Difference between revisions of "Laurentides"
Revision as of 17:42, 17 December 2007
The Laurentides (or Laurentians) are a range of mountains in Quebec.
A country with a fascinating history as grand as the wide-open spaces of the Laurentians themselves, it’s a rich territory that has always been coveted. A wealthy land of a thousand different aspects, it unfolds slowly to the visitor and will conquer the heart of the most fervent city-dweller with its broad peaceful lakes set among immense forests of maple and pine. The Laurentians is 22,000 square kilometres of pure delight just north of Montreal. The great diversity of its ecosystems opens up ever-new horizons, providing an outstanding natural experience to suit visitors of every ilk.

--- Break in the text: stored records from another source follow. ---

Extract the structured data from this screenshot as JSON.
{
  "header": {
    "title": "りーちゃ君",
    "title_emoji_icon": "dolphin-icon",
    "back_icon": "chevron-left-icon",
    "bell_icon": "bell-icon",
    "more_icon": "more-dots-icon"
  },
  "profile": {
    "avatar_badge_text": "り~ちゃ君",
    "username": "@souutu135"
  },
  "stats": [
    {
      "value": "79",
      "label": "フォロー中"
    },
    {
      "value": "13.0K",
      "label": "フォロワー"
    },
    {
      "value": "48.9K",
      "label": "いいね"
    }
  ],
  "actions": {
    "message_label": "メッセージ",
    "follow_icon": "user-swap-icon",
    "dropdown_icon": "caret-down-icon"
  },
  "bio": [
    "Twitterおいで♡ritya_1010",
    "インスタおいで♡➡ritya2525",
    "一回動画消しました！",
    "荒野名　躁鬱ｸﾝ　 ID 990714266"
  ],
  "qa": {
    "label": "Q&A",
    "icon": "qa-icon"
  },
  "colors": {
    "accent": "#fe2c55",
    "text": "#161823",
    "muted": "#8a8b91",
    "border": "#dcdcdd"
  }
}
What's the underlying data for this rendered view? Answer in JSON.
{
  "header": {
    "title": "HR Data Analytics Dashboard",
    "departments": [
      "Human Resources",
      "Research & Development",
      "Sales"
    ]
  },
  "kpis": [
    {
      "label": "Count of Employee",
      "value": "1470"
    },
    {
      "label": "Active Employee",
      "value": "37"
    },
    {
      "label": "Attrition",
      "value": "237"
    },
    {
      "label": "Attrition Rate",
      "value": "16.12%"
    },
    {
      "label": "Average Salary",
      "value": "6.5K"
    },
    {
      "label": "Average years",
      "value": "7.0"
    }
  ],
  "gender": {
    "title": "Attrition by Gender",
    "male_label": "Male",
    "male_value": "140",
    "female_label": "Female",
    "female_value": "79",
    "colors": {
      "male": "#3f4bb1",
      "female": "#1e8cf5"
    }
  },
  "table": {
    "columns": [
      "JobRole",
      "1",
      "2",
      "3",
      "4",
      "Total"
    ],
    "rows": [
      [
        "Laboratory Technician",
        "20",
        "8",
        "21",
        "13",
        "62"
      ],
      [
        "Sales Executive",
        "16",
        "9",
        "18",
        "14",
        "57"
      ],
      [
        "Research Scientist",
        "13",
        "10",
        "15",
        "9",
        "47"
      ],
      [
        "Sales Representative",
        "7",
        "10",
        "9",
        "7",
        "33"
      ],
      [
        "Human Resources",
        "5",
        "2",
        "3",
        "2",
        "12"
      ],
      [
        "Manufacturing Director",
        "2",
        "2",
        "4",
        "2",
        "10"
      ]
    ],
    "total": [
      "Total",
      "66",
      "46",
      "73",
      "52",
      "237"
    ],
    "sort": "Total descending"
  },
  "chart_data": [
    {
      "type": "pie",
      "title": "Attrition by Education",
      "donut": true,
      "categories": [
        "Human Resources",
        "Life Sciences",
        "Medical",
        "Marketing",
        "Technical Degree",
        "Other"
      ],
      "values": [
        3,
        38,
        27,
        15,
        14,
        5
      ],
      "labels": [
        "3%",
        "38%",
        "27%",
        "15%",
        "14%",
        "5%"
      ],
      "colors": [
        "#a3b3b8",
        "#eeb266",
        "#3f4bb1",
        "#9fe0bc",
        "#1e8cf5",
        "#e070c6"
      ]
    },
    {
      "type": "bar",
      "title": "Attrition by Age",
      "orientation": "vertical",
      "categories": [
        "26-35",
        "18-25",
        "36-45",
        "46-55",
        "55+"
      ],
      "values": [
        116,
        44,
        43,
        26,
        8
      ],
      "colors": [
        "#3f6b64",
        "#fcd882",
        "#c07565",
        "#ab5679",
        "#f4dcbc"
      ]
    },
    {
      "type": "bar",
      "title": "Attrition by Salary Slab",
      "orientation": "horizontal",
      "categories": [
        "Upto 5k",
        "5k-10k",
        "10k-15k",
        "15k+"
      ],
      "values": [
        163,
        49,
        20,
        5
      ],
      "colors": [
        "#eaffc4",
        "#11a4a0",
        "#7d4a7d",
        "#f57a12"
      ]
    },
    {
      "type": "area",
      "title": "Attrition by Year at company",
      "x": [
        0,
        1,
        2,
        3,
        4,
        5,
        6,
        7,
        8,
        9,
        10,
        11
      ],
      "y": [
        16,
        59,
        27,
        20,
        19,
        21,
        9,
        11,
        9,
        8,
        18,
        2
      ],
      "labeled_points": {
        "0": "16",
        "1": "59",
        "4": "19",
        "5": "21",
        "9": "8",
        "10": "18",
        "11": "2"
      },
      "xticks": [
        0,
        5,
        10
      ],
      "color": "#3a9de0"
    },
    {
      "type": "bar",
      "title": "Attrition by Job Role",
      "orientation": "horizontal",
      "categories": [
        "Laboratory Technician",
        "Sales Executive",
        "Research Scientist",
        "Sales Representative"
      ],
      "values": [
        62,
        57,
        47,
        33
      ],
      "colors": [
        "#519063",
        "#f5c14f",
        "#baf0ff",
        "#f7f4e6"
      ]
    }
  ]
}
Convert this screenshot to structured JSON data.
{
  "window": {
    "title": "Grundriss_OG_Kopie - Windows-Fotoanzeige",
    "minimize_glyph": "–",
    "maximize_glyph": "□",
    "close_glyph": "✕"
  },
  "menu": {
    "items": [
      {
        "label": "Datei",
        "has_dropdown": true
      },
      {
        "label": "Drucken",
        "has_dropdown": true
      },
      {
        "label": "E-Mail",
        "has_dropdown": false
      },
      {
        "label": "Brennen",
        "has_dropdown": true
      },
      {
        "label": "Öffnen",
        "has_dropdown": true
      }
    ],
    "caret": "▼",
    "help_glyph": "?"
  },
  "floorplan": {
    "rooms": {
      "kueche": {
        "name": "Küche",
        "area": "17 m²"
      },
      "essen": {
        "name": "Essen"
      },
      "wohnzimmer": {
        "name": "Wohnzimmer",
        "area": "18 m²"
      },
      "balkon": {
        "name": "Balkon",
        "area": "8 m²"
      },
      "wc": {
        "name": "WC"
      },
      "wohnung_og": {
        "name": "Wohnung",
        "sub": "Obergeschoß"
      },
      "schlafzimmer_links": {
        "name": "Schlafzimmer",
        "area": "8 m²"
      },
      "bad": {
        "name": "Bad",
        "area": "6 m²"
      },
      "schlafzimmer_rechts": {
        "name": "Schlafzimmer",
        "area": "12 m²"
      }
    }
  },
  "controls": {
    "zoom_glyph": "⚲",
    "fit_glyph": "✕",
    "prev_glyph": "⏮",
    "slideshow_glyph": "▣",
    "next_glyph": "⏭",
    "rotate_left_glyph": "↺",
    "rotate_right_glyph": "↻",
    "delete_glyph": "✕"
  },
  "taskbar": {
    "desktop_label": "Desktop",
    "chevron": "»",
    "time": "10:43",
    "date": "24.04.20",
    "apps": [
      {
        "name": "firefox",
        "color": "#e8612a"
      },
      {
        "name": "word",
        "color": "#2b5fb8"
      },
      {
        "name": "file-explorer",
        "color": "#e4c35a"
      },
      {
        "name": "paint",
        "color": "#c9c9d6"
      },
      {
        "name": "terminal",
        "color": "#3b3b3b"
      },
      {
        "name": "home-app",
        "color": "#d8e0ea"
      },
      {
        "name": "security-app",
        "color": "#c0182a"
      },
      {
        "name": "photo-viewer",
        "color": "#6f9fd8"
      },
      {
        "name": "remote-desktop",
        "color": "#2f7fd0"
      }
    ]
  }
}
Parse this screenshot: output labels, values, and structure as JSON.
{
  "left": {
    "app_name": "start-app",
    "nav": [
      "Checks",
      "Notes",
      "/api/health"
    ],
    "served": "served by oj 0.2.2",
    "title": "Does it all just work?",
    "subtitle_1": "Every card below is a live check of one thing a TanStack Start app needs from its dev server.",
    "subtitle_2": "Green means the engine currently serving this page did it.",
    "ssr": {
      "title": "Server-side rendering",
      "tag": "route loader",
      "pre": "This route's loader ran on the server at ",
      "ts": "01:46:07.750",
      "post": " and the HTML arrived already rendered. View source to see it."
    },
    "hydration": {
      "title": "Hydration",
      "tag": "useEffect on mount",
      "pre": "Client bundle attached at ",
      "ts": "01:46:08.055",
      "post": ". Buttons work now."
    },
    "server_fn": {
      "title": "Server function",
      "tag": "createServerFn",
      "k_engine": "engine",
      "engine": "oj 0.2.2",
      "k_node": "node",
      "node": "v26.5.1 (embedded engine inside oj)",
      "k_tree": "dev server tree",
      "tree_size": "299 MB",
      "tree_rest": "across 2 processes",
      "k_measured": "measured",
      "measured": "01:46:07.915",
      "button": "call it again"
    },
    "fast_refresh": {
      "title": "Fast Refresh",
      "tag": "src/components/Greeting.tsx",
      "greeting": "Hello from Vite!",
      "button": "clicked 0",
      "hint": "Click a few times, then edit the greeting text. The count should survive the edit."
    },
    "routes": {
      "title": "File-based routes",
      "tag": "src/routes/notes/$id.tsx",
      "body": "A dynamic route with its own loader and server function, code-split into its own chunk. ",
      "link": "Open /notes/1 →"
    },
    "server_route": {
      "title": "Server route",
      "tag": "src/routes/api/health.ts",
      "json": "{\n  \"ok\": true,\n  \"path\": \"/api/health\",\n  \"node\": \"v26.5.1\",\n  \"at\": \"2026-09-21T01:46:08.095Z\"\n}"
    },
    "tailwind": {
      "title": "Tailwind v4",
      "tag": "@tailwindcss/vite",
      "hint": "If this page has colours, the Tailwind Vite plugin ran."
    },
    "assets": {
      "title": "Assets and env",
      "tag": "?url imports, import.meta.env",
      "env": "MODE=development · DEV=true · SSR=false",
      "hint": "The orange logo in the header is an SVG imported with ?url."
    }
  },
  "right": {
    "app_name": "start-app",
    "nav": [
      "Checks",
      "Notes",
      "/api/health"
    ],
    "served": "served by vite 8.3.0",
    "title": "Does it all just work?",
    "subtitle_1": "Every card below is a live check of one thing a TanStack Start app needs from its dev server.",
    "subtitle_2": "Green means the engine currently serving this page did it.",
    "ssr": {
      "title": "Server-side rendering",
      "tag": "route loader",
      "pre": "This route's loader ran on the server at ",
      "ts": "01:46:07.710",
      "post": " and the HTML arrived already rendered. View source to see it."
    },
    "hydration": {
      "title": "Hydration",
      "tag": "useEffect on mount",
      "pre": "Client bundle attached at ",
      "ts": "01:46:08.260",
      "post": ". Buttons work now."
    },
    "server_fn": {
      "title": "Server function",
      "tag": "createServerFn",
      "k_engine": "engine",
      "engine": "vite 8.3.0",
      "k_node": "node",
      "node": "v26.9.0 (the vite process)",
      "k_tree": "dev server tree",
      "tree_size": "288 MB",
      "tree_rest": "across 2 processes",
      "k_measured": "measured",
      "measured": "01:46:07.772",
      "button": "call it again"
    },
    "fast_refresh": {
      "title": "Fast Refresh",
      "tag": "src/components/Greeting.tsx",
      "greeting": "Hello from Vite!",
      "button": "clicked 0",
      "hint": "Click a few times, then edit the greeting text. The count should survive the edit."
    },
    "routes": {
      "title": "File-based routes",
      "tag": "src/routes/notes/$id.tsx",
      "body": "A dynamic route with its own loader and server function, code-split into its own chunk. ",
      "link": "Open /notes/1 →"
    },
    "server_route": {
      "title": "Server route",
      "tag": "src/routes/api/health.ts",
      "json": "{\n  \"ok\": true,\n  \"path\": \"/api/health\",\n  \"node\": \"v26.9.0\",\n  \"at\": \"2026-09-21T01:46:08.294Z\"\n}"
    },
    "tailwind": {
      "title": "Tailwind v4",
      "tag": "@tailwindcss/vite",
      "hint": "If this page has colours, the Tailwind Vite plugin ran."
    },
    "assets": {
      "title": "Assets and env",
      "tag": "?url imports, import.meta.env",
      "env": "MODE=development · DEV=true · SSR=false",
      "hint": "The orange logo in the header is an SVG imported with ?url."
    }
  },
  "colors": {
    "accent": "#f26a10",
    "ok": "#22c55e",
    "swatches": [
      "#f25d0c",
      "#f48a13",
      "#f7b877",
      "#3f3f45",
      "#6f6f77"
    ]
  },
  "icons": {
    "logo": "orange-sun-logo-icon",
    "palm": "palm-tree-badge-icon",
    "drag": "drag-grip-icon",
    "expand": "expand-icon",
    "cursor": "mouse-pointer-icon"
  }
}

The region takes its name from the chain of mountains which runs down its northern side, and is part of the great Canadian Shield, which covers most of Quebec north of the St. Lawrence River. Its lively and picturesque villages offer visitors a warm and lasting welcome. The Laurentian region is also a meeting place for sports men and women who come to practice their favourite sporting activity all year round. Visitors come from far away to enjoy the many attractions, and over the years the region has forged an enviable reputation to the extent that it has become Quebec’s premier four-season holiday area.